I used to follow this girl on Instagram. She was from my hometown, around my age and drop-dead gorgeous. She knew it, too. She would post scandalous selfies daily and pretend to be surprised when people called her pretty. Don't get me wrong, I'm not judging. If I took a picture where I looked half as good as most of the ones she posted I would plaster it on every social media I could. I followed her for motivation. I followed her in hopes of seeing someone like that every day would make me work out or get ready more than twice a week. However, in reality, it just sent my self-confidence downhill.
But we all know it doesn't stop there. I was looking at these adventure pages or traveling blogs feeling like I was boring for not doing the same. It's like I forgot to take into consideration that working and being a full-time student doesn't really allow me to pick up and leave at any given time. I was comparing myself to the other girls at school who went and partied all the time while I was drowning or school. Or couples in cute relationships, when I was happily single. In reality, I didn't want to party on a Wednesday night or be in a relationship, but social media has a way of playing with your mind like that.
So, I unfollowed her. Then I started unfollowing all the other sites that made me self-conscious. I soon realized how much of my life I compared to social media. There was only one thing I could do, I had to get rid of it.
I'm not going to lie, it was very difficult at first, but it taught me a lot about myself. It taught me how superficial I had been. I recognized how much content I had been posting to make myself look interesting or cool.
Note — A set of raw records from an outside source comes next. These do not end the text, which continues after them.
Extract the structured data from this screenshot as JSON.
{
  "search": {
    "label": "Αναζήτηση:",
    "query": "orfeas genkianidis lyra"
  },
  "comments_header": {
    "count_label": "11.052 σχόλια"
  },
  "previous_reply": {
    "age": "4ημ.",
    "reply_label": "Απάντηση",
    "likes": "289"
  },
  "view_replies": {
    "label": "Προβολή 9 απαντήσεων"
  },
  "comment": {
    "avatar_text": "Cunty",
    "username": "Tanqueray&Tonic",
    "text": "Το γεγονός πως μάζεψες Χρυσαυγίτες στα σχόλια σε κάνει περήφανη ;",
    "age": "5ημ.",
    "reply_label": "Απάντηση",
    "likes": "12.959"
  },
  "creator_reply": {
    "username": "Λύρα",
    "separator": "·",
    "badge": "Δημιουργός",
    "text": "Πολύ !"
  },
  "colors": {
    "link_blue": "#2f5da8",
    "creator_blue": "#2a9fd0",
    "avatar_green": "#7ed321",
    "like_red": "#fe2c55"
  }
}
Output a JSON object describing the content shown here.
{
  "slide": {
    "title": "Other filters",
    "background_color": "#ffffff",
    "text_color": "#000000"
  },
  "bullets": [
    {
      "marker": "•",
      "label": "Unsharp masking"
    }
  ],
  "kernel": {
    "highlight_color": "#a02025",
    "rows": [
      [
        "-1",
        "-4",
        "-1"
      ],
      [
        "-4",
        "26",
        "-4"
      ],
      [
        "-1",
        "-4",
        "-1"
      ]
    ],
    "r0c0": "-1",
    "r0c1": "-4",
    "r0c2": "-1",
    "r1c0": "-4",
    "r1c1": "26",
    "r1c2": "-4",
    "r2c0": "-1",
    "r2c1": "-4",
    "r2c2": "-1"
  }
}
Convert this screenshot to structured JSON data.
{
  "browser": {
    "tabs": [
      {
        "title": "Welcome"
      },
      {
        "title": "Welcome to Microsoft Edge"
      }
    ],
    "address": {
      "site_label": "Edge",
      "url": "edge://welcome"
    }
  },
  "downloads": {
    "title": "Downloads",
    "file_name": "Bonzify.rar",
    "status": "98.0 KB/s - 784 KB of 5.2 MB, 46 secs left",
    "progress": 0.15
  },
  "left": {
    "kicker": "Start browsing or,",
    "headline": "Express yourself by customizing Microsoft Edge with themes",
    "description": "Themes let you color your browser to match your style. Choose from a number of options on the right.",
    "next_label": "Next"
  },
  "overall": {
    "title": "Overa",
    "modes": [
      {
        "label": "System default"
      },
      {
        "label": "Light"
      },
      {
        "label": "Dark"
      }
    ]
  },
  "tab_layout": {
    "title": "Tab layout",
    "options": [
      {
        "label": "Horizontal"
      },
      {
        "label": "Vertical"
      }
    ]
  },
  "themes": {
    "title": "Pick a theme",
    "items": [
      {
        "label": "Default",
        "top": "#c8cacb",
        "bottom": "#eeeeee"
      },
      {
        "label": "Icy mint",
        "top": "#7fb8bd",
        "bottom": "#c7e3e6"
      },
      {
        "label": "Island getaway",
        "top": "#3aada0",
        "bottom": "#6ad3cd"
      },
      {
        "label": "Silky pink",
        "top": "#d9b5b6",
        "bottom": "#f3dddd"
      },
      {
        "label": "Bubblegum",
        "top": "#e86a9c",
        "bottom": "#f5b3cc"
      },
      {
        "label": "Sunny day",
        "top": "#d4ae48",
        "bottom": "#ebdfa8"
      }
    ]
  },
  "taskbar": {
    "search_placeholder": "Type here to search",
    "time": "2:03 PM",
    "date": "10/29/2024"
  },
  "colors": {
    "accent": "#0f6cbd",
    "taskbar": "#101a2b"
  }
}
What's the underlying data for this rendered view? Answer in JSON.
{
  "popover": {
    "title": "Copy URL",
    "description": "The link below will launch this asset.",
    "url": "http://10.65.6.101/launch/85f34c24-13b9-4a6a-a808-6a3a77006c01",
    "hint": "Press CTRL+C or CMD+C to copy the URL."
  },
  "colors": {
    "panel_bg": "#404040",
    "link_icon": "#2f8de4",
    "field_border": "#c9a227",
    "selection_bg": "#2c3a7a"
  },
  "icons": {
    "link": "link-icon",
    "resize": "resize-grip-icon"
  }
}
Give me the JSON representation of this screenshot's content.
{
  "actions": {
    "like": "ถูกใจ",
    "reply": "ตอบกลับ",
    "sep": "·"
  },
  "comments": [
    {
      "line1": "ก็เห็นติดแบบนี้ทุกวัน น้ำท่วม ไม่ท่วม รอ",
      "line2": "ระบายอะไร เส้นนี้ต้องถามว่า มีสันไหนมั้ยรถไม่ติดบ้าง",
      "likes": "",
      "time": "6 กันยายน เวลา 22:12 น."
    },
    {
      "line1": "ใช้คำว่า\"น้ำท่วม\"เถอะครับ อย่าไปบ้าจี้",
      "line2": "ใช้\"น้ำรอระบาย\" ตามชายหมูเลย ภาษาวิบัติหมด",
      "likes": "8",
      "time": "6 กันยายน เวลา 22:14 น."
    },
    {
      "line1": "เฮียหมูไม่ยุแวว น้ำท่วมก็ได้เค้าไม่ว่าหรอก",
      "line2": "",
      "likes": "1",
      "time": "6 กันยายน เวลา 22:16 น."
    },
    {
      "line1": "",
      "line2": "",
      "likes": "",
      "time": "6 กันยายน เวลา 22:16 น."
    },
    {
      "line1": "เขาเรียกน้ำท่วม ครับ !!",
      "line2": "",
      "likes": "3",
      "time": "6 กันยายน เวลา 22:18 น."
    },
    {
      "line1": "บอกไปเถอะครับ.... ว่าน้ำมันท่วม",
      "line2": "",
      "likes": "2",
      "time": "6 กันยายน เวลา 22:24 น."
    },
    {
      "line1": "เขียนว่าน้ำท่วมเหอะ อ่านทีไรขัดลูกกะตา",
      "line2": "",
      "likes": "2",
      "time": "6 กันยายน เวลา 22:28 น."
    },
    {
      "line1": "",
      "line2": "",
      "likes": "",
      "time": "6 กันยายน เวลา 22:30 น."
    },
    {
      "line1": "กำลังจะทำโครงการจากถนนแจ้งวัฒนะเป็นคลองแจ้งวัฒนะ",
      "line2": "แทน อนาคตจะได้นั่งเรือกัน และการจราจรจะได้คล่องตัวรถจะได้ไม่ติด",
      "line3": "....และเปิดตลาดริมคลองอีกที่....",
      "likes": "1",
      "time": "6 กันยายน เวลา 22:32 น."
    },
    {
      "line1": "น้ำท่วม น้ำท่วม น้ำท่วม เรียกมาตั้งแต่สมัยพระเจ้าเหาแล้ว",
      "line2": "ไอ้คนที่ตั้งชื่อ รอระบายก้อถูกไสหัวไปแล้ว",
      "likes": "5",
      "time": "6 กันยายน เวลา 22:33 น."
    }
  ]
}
I had been giving up living in the moment just to make sure everyone else knew the amazing moments I was a part of.
It showed me the value of thinking. I know that sounds weird, but when you're sitting at a stoplight or in a waiting room without any phone to occupy you, you need to do something with your time. Instead of scrolling through Instagram, I'd think about good memories or the people in my life. I became such a happier person.
If you're not ready to give social media up, don't force it. It was best for me to quit cold turkey, but I understand that's not for everyone. So instead, here's my challenge to you: Try and replace screen time with real-life moments. Try carrying around a book or journal so when you have a period of downtime you have something else to occupy your mind that actually helps you grow. If you have a really cool experience, then put your phone in your pocket and don't use it again until you're done.
When you're with your friends be with your friends. Enjoy the tangible things in life instead of the digital ones. Don't let your world pass by being so focused on everyone else's. When you're retired and sitting on your front porch, I promise you that you won't be reminiscing about how many followers you had in college. Make your memories, make your stories and make your real-life presence better than your virtual one.